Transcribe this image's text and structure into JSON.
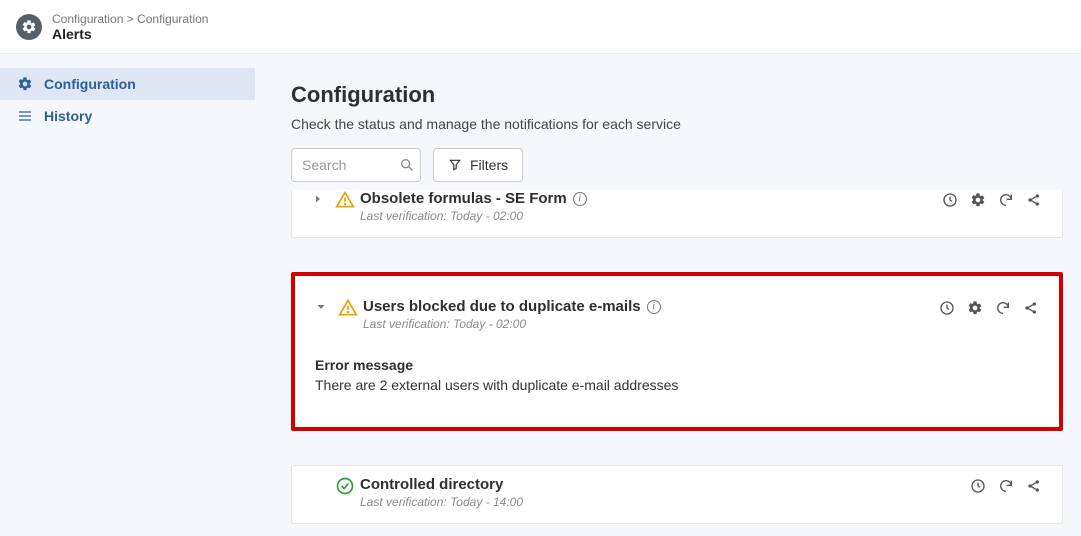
{
  "header": {
    "breadcrumb": "Configuration > Configuration",
    "title": "Alerts"
  },
  "sidebar": {
    "items": [
      {
        "label": "Configuration"
      },
      {
        "label": "History"
      }
    ]
  },
  "main": {
    "title": "Configuration",
    "description": "Check the status and manage the notifications for each service",
    "search_placeholder": "Search",
    "filters_label": "Filters"
  },
  "cards": [
    {
      "title": "Obsolete formulas - SE Form",
      "last_verification_label": "Last verification:",
      "last_verification_value": "Today - 02:00"
    },
    {
      "title": "Users blocked due to duplicate e-mails",
      "last_verification_label": "Last verification:",
      "last_verification_value": "Today - 02:00",
      "error_label": "Error message",
      "error_message": "There are 2 external users with duplicate e-mail addresses"
    },
    {
      "title": "Controlled directory",
      "last_verification_label": "Last verification:",
      "last_verification_value": "Today - 14:00"
    }
  ]
}
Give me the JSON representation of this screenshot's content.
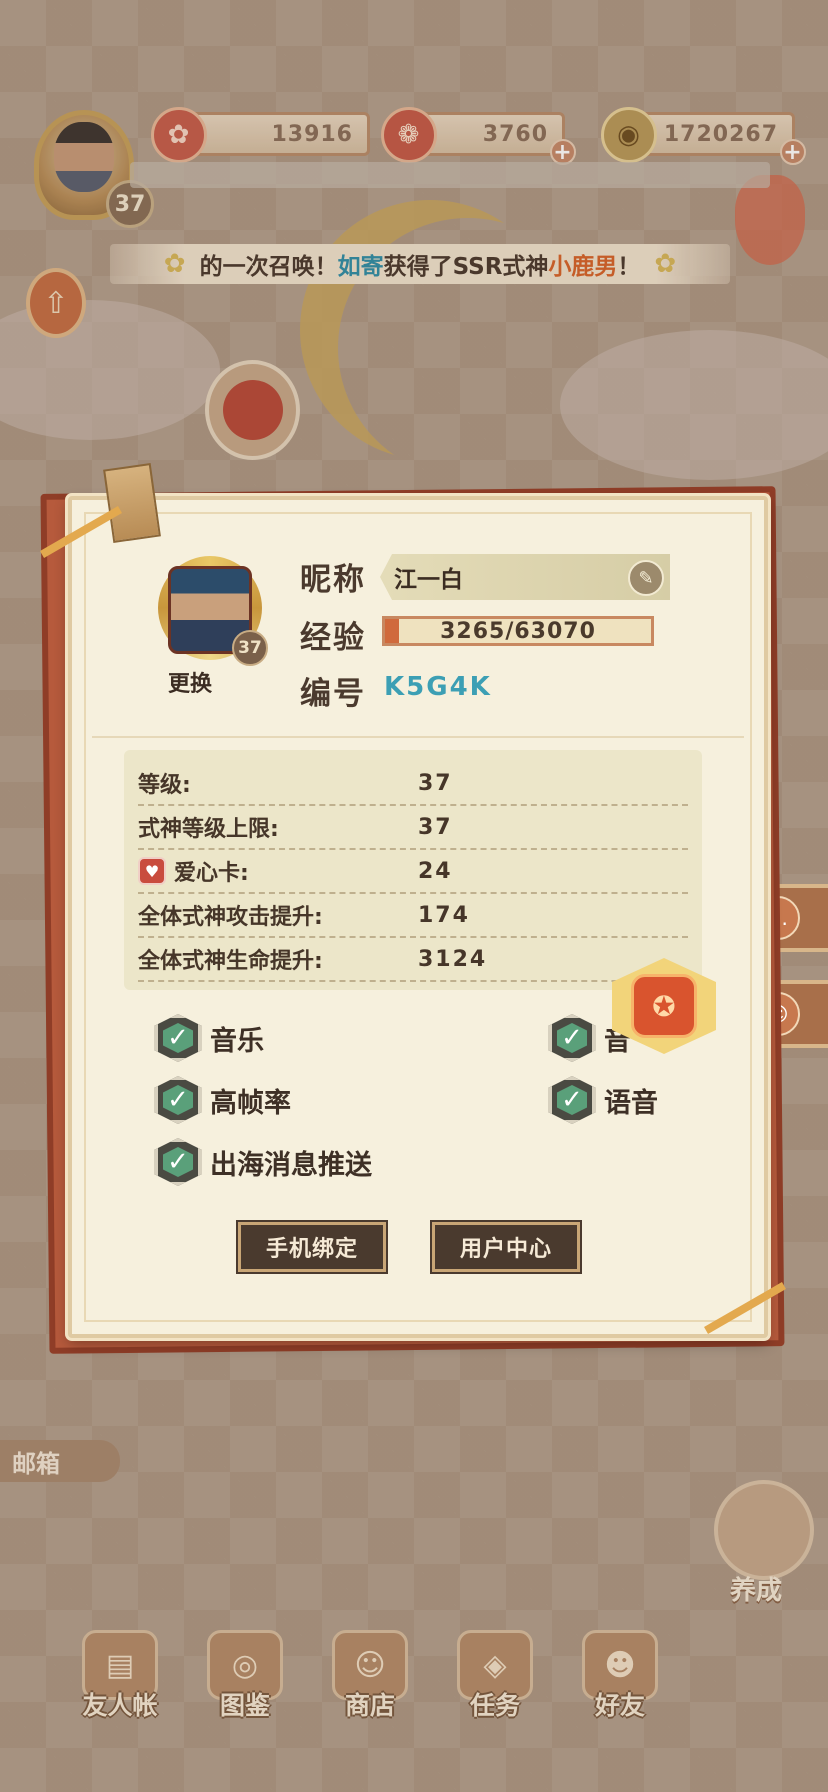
{
  "hud": {
    "player_level": "37",
    "resources": [
      {
        "value": "13916",
        "icon": "magatama-icon"
      },
      {
        "value": "3760",
        "icon": "jade-icon"
      },
      {
        "value": "1720267",
        "icon": "coin-icon"
      }
    ],
    "plus_symbol": "+"
  },
  "marquee": {
    "text_before": "的一次召唤！",
    "player": "如寄",
    "text_middle": "获得了SSR式神",
    "shikigami": "小鹿男",
    "text_after": "！"
  },
  "profile": {
    "avatar_level": "37",
    "change_label": "更换",
    "nickname_label": "昵称",
    "nickname": "江一白",
    "exp_label": "经验",
    "exp_current": 3265,
    "exp_max": 63070,
    "exp_text": "3265/63070",
    "id_label": "编号",
    "id_value": "K5G4K"
  },
  "stats": [
    {
      "label": "等级:",
      "value": "37"
    },
    {
      "label": "式神等级上限:",
      "value": "37"
    },
    {
      "label": "爱心卡:",
      "value": "24",
      "icon": "heart-card-icon"
    },
    {
      "label": "全体式神攻击提升:",
      "value": "174"
    },
    {
      "label": "全体式神生命提升:",
      "value": "3124"
    }
  ],
  "options": {
    "music": {
      "label": "音乐",
      "checked": true
    },
    "sound_partial": {
      "label": "音",
      "checked": true
    },
    "high_fps": {
      "label": "高帧率",
      "checked": true
    },
    "voice": {
      "label": "语音",
      "checked": true
    },
    "push": {
      "label": "出海消息推送",
      "checked": true
    }
  },
  "buttons": {
    "phone_bind": "手机绑定",
    "user_center": "用户中心"
  },
  "side": {
    "mailbox": "邮箱",
    "grow": "养成"
  },
  "nav": [
    {
      "label": "友人帐",
      "icon": "friend-book-icon"
    },
    {
      "label": "图鉴",
      "icon": "eye-book-icon"
    },
    {
      "label": "商店",
      "icon": "lucky-cat-icon"
    },
    {
      "label": "任务",
      "icon": "task-icon"
    },
    {
      "label": "好友",
      "icon": "friends-icon"
    }
  ],
  "colors": {
    "panel_bg": "#f6f0dd",
    "panel_frame": "#b65a3c",
    "id_accent": "#3c9fb4",
    "exp_fill": "#d06a3c",
    "check_green": "#5aa07a"
  }
}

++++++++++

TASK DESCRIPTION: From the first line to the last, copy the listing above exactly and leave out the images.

THE COMPLETED TASK:
Transcribe this image's text and structure into JSON.
{
  "header": {
    "breadcrumb": "Configuration > Configuration",
    "title": "Alerts"
  },
  "sidebar": {
    "items": [
      {
        "label": "Configuration"
      },
      {
        "label": "History"
      }
    ]
  },
  "main": {
    "title": "Configuration",
    "description": "Check the status and manage the notifications for each service",
    "search_placeholder": "Search",
    "filters_label": "Filters"
  },
  "cards": [
    {
      "title": "Obsolete formulas - SE Form",
      "last_verification_label": "Last verification:",
      "last_verification_value": "Today - 02:00"
    },
    {
      "title": "Users blocked due to duplicate e-mails",
      "last_verification_label": "Last verification:",
      "last_verification_value": "Today - 02:00",
      "error_label": "Error message",
      "error_message": "There are 2 external users with duplicate e-mail addresses"
    },
    {
      "title": "Controlled directory",
      "last_verification_label": "Last verification:",
      "last_verification_value": "Today - 14:00"
    }
  ]
}
Give me the JSON representation of this screenshot's content.
{
  "hud": {
    "player_level": "37",
    "resources": [
      {
        "value": "13916",
        "icon": "magatama-icon"
      },
      {
        "value": "3760",
        "icon": "jade-icon"
      },
      {
        "value": "1720267",
        "icon": "coin-icon"
      }
    ],
    "plus_symbol": "+"
  },
  "marquee": {
    "text_before": "的一次召唤！",
    "player": "如寄",
    "text_middle": "获得了SSR式神",
    "shikigami": "小鹿男",
    "text_after": "！"
  },
  "profile": {
    "avatar_level": "37",
    "change_label": "更换",
    "nickname_label": "昵称",
    "nickname": "江一白",
    "exp_label": "经验",
    "exp_current": 3265,
    "exp_max": 63070,
    "exp_text": "3265/63070",
    "id_label": "编号",
    "id_value": "K5G4K"
  },
  "stats": [
    {
      "label": "等级:",
      "value": "37"
    },
    {
      "label": "式神等级上限:",
      "value": "37"
    },
    {
      "label": "爱心卡:",
      "value": "24",
      "icon": "heart-card-icon"
    },
    {
      "label": "全体式神攻击提升:",
      "value": "174"
    },
    {
      "label": "全体式神生命提升:",
      "value": "3124"
    }
  ],
  "options": {
    "music": {
      "label": "音乐",
      "checked": true
    },
    "sound_partial": {
      "label": "音",
      "checked": true
    },
    "high_fps": {
      "label": "高帧率",
      "checked": true
    },
    "voice": {
      "label": "语音",
      "checked": true
    },
    "push": {
      "label": "出海消息推送",
      "checked": true
    }
  },
  "buttons": {
    "phone_bind": "手机绑定",
    "user_center": "用户中心"
  },
  "side": {
    "mailbox": "邮箱",
    "grow": "养成"
  },
  "nav": [
    {
      "label": "友人帐",
      "icon": "friend-book-icon"
    },
    {
      "label": "图鉴",
      "icon": "eye-book-icon"
    },
    {
      "label": "商店",
      "icon": "lucky-cat-icon"
    },
    {
      "label": "任务",
      "icon": "task-icon"
    },
    {
      "label": "好友",
      "icon": "friends-icon"
    }
  ],
  "colors": {
    "panel_bg": "#f6f0dd",
    "panel_frame": "#b65a3c",
    "id_accent": "#3c9fb4",
    "exp_fill": "#d06a3c",
    "check_green": "#5aa07a"
  }
}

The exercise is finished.